Required work:
Write out, word for word, every line from the one containing "Read all visible" through the last line of the records below, both ends included.

(Entries from a dataset of interfaces)

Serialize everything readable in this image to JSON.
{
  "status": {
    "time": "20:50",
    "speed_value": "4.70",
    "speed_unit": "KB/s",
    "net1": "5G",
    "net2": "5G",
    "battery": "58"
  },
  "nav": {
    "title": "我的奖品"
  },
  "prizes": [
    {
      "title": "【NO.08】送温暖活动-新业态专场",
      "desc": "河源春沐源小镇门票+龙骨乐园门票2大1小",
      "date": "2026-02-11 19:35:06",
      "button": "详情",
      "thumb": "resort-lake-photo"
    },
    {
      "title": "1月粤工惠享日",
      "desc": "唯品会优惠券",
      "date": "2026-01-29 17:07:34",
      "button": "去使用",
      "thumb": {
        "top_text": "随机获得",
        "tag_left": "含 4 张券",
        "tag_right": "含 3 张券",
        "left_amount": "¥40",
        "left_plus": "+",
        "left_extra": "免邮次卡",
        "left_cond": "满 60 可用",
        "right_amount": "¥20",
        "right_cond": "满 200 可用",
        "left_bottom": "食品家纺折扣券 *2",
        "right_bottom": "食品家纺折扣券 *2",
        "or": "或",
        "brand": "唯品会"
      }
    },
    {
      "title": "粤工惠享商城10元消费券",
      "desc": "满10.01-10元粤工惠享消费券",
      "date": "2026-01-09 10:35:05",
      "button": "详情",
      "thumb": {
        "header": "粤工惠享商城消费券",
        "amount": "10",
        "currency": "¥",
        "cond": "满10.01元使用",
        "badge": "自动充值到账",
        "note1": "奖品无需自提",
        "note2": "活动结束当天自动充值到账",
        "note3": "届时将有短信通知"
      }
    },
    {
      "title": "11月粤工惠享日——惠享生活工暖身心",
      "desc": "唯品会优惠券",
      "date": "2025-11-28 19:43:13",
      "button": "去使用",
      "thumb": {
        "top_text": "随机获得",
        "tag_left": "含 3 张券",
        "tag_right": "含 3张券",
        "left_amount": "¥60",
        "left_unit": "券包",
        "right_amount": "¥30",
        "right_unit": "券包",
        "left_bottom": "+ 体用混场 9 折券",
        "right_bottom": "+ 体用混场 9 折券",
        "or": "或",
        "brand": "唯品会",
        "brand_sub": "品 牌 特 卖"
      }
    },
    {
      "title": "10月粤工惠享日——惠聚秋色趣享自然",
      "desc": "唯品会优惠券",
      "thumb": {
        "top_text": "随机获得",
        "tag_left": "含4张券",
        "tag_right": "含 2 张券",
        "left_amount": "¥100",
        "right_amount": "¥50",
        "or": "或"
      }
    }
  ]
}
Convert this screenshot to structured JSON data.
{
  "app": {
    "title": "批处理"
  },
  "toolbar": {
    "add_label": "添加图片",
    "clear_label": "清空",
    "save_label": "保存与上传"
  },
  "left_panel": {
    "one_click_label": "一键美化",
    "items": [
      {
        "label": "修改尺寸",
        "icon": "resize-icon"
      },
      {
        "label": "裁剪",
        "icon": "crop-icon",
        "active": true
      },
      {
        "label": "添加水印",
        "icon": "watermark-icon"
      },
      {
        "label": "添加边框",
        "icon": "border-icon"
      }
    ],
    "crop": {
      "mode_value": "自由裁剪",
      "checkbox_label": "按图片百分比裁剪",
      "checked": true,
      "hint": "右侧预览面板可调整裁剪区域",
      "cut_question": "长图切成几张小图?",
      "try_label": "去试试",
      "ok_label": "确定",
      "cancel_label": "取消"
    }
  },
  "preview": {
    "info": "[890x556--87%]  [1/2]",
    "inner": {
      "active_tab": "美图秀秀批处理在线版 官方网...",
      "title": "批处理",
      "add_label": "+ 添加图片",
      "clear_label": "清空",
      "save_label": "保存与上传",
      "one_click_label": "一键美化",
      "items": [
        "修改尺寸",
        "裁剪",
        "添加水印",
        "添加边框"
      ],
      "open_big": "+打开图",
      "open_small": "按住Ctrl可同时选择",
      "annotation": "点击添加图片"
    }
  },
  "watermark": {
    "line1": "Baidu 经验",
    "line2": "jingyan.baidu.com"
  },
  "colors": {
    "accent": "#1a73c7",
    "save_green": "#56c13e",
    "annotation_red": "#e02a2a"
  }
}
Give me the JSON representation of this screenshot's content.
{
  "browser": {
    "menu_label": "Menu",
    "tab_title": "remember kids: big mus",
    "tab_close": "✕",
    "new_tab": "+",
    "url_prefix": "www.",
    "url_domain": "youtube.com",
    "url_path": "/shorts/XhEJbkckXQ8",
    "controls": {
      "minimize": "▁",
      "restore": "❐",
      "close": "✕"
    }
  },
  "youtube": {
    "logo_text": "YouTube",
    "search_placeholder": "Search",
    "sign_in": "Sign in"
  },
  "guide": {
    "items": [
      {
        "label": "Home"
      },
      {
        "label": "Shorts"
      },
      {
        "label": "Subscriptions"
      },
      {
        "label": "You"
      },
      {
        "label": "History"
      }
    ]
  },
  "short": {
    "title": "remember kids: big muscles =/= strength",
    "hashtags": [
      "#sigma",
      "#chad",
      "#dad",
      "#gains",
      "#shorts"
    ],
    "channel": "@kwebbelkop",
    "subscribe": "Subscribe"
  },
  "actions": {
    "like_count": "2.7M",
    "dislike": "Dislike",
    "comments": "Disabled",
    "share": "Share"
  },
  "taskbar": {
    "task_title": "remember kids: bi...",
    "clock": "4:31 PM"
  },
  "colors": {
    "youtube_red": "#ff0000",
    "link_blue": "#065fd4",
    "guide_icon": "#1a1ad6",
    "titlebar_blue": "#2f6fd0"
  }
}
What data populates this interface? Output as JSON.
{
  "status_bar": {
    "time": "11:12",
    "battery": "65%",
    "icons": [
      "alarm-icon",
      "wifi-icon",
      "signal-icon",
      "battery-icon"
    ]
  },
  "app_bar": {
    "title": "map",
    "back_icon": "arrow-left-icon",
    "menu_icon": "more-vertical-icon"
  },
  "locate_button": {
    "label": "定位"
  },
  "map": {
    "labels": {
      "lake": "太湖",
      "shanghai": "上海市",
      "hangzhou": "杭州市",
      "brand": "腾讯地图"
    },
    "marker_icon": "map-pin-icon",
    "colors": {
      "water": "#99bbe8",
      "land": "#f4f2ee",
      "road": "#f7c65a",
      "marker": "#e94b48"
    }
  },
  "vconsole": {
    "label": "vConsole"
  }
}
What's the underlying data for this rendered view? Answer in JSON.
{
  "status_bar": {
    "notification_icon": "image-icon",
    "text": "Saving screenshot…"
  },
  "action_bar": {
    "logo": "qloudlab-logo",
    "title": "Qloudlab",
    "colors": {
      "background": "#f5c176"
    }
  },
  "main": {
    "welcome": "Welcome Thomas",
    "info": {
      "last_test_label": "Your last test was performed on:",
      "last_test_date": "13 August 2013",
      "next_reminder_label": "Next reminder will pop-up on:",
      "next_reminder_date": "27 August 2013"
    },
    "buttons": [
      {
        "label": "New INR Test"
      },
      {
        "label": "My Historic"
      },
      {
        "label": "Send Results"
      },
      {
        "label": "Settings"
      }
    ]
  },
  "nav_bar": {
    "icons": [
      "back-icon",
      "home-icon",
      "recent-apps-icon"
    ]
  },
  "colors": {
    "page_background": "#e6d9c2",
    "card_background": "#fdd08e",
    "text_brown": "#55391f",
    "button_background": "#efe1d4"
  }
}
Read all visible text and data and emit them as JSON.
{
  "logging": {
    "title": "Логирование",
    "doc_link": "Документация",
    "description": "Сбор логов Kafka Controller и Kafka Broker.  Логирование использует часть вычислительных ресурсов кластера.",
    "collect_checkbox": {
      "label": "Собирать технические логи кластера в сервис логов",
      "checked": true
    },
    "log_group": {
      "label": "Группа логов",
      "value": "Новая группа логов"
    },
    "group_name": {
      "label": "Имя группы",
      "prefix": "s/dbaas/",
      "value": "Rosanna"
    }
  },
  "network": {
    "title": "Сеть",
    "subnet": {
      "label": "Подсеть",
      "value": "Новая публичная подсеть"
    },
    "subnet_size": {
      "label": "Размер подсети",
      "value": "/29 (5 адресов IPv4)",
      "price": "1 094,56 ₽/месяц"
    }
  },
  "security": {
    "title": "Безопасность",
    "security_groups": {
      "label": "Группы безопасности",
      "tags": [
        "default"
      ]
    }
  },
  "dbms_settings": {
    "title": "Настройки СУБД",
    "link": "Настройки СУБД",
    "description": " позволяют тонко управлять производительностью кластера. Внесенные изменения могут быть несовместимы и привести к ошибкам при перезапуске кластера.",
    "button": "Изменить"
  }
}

Answer section:
Read all visible text and data and emit them as JSON.
{
  "logging": {
    "title": "Логирование",
    "doc_link": "Документация",
    "description": "Сбор логов Kafka Controller и Kafka Broker.  Логирование использует часть вычислительных ресурсов кластера.",
    "collect_checkbox": {
      "label": "Собирать технические логи кластера в сервис логов",
      "checked": true
    },
    "log_group": {
      "label": "Группа логов",
      "value": "Новая группа логов"
    },
    "group_name": {
      "label": "Имя группы",
      "prefix": "s/dbaas/",
      "value": "Rosanna"
    }
  },
  "network": {
    "title": "Сеть",
    "subnet": {
      "label": "Подсеть",
      "value": "Новая публичная подсеть"
    },
    "subnet_size": {
      "label": "Размер подсети",
      "value": "/29 (5 адресов IPv4)",
      "price": "1 094,56 ₽/месяц"
    }
  },
  "security": {
    "title": "Безопасность",
    "security_groups": {
      "label": "Группы безопасности",
      "tags": [
        "default"
      ]
    }
  },
  "dbms_settings": {
    "title": "Настройки СУБД",
    "link": "Настройки СУБД",
    "description": " позволяют тонко управлять производительностью кластера. Внесенные изменения могут быть несовместимы и привести к ошибкам при перезапуске кластера.",
    "button": "Изменить"
  }
}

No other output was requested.